= Beginning of Section =
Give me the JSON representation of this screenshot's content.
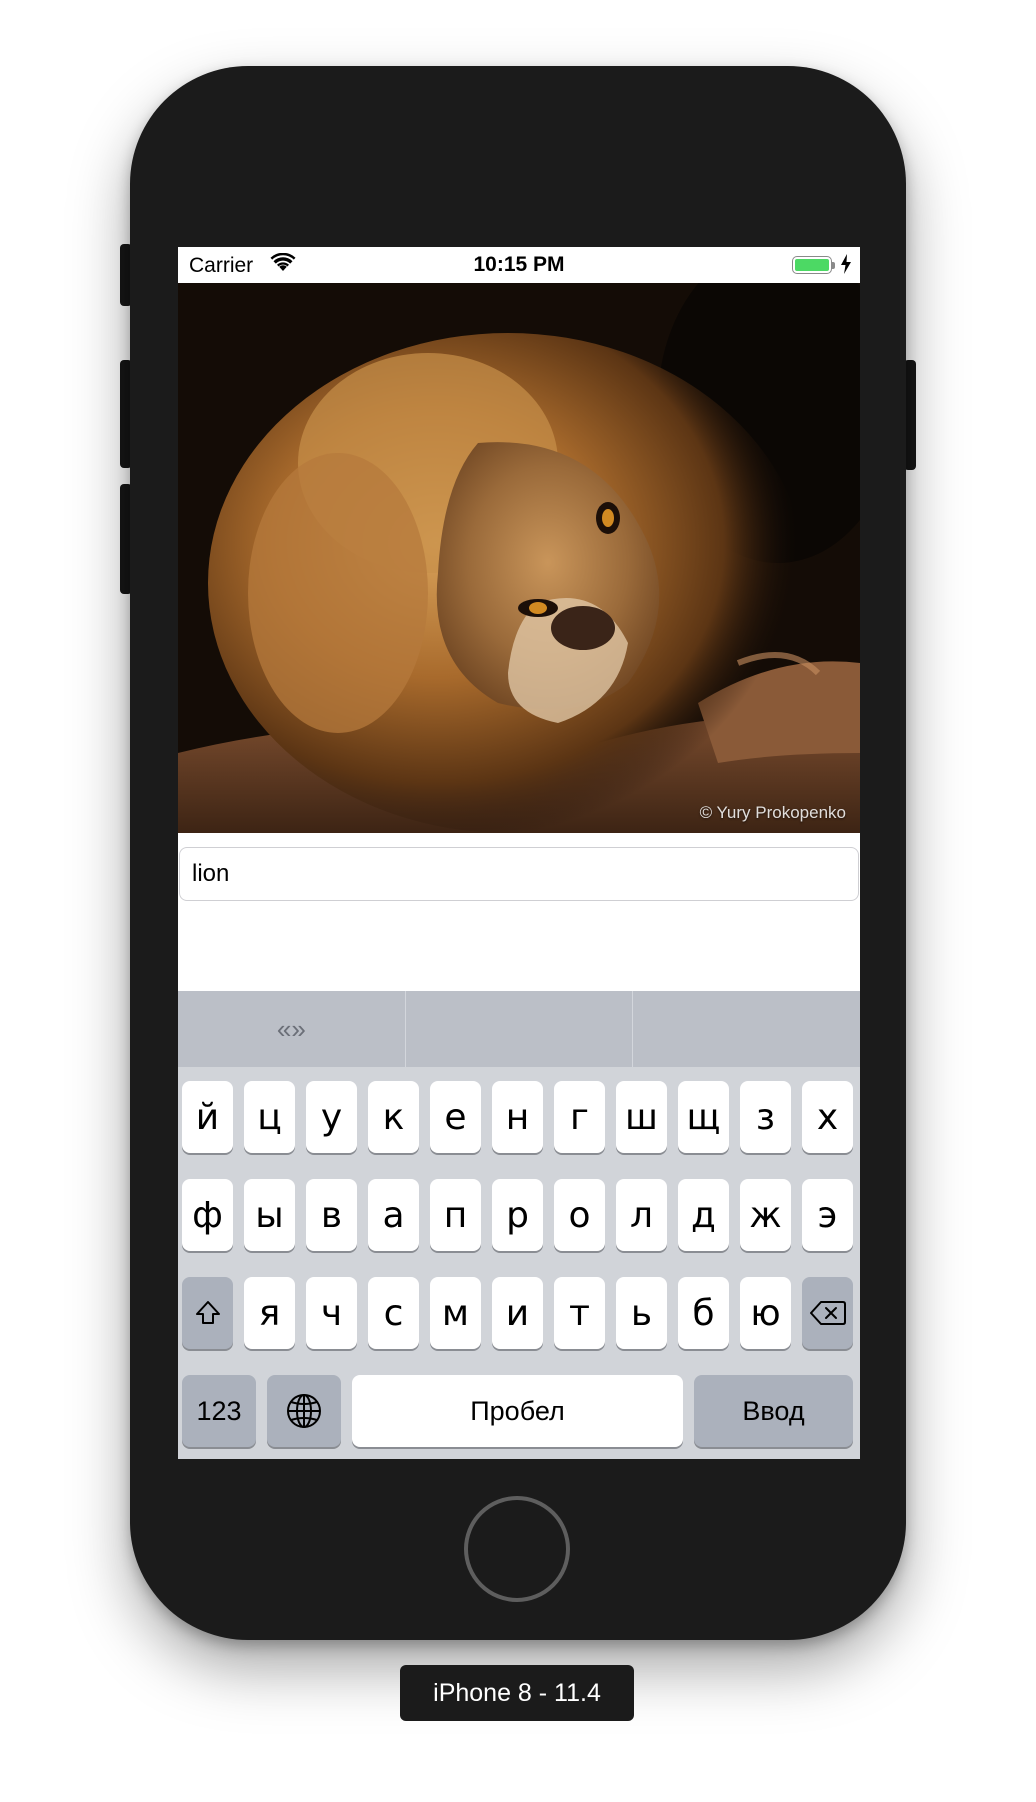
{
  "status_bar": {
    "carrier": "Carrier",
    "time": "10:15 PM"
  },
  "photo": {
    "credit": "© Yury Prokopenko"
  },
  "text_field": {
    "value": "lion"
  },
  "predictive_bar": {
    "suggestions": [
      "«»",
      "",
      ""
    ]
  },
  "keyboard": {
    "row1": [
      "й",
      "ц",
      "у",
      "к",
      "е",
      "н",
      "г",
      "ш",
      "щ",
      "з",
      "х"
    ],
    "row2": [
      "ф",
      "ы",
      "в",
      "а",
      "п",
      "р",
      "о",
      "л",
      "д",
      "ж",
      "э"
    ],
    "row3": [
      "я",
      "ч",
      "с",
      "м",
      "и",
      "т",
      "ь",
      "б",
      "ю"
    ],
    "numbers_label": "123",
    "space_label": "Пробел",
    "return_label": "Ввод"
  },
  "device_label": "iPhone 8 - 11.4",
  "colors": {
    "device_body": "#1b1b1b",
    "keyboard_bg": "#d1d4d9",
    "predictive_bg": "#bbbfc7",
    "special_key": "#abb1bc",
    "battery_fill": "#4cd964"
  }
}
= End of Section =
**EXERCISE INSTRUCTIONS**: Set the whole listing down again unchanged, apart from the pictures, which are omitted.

**ANSWER SECTION**:
Give me the JSON representation of this screenshot's content.
{
  "status_bar": {
    "carrier": "Carrier",
    "time": "10:15 PM"
  },
  "photo": {
    "credit": "© Yury Prokopenko"
  },
  "text_field": {
    "value": "lion"
  },
  "predictive_bar": {
    "suggestions": [
      "«»",
      "",
      ""
    ]
  },
  "keyboard": {
    "row1": [
      "й",
      "ц",
      "у",
      "к",
      "е",
      "н",
      "г",
      "ш",
      "щ",
      "з",
      "х"
    ],
    "row2": [
      "ф",
      "ы",
      "в",
      "а",
      "п",
      "р",
      "о",
      "л",
      "д",
      "ж",
      "э"
    ],
    "row3": [
      "я",
      "ч",
      "с",
      "м",
      "и",
      "т",
      "ь",
      "б",
      "ю"
    ],
    "numbers_label": "123",
    "space_label": "Пробел",
    "return_label": "Ввод"
  },
  "device_label": "iPhone 8 - 11.4",
  "colors": {
    "device_body": "#1b1b1b",
    "keyboard_bg": "#d1d4d9",
    "predictive_bg": "#bbbfc7",
    "special_key": "#abb1bc",
    "battery_fill": "#4cd964"
  }
}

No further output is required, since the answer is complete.